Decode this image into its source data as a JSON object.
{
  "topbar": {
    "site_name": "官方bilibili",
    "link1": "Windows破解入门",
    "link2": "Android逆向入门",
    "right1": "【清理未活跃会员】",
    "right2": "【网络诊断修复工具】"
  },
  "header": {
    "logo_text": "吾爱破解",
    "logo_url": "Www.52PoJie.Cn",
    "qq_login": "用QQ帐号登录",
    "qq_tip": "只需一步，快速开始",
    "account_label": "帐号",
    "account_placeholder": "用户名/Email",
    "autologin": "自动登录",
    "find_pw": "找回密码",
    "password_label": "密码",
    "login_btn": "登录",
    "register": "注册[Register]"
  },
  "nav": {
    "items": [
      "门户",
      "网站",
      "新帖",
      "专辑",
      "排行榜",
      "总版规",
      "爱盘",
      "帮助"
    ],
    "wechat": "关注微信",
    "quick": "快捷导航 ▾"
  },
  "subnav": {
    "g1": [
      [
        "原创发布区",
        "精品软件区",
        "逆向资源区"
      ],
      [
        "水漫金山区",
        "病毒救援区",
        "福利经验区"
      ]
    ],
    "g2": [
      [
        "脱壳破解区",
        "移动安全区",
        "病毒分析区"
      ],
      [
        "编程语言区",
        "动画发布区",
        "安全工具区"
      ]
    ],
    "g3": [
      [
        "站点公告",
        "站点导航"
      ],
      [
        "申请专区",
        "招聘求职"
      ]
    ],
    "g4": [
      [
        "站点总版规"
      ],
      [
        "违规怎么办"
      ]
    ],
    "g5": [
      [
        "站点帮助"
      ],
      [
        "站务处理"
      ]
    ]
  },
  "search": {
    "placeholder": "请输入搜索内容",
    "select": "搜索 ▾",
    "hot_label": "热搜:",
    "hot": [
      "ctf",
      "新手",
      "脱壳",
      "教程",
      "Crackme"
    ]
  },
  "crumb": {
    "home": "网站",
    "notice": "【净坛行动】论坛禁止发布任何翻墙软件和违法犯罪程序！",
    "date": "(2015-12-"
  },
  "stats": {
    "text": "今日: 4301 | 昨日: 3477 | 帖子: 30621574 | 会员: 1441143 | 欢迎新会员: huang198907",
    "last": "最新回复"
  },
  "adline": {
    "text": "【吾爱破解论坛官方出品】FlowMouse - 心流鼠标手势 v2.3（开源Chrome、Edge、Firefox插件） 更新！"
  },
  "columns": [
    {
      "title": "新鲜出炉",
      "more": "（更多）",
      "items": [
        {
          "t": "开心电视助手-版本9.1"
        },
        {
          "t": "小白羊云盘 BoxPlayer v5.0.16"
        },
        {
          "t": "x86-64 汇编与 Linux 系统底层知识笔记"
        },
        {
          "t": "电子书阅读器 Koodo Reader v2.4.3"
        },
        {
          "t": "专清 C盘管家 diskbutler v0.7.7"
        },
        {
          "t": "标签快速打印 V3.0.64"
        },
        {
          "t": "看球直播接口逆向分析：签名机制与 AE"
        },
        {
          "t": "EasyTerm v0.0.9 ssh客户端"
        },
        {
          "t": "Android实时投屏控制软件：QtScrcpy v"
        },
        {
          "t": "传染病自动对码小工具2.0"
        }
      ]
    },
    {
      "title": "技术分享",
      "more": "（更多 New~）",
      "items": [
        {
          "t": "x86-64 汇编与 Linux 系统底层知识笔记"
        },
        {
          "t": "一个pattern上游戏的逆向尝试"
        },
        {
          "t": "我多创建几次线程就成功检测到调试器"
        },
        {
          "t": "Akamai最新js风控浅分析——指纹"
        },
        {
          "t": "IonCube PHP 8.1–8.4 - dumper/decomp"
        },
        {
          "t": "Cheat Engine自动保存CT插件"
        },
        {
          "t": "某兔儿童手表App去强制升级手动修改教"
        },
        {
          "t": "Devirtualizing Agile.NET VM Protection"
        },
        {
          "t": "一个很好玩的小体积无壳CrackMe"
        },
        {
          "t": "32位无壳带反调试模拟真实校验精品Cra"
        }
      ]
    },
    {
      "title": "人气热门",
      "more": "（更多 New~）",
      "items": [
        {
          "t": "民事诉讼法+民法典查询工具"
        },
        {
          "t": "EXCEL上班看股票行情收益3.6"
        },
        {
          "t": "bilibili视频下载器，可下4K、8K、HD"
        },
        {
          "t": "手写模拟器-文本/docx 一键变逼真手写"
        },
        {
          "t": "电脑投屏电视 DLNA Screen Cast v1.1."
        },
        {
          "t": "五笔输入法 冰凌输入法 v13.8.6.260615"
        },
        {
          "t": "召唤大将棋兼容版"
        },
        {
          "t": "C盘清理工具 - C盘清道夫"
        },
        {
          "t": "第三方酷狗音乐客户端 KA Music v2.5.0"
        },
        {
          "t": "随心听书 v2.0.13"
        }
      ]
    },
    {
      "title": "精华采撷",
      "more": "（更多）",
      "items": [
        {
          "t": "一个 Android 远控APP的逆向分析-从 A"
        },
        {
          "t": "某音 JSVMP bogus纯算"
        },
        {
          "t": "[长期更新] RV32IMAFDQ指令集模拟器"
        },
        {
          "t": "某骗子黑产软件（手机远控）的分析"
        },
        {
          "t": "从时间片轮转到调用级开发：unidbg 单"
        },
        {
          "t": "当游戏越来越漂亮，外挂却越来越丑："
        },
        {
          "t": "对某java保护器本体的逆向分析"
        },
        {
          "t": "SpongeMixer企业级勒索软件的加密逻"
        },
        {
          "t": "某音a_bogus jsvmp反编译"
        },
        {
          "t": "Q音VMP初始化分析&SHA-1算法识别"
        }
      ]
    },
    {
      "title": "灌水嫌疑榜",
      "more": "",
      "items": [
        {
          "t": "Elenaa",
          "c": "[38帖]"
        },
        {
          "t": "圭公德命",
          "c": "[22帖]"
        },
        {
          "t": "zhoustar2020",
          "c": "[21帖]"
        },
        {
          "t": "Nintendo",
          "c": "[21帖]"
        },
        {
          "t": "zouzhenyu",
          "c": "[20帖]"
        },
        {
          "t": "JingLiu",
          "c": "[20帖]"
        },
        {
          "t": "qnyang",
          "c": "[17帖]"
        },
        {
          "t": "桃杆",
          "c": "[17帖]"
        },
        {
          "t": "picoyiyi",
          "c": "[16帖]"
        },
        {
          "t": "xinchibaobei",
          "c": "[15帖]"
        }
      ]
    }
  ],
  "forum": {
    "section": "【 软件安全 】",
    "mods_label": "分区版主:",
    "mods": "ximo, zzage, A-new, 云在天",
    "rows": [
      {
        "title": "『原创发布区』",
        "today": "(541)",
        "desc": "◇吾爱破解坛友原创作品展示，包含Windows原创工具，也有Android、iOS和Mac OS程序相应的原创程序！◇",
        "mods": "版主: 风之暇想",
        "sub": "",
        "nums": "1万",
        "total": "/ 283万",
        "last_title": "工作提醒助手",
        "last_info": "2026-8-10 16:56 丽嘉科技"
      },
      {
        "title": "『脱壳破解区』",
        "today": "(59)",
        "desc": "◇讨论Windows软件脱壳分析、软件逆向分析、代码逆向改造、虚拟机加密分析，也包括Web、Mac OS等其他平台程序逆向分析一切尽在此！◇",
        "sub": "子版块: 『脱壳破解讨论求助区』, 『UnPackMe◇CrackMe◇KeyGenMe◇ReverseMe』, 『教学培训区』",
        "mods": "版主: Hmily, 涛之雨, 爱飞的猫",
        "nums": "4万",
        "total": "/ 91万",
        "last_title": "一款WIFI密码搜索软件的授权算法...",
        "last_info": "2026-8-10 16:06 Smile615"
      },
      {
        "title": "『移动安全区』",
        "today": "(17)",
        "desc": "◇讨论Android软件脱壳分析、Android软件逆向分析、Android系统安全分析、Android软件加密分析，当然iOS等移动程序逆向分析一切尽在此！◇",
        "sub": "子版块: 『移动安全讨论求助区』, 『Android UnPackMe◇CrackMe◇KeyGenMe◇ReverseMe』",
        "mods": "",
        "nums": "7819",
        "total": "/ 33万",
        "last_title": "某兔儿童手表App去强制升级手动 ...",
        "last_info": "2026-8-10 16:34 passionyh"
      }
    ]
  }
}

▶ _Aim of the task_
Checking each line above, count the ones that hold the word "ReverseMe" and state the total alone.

▶ _Your solution_
2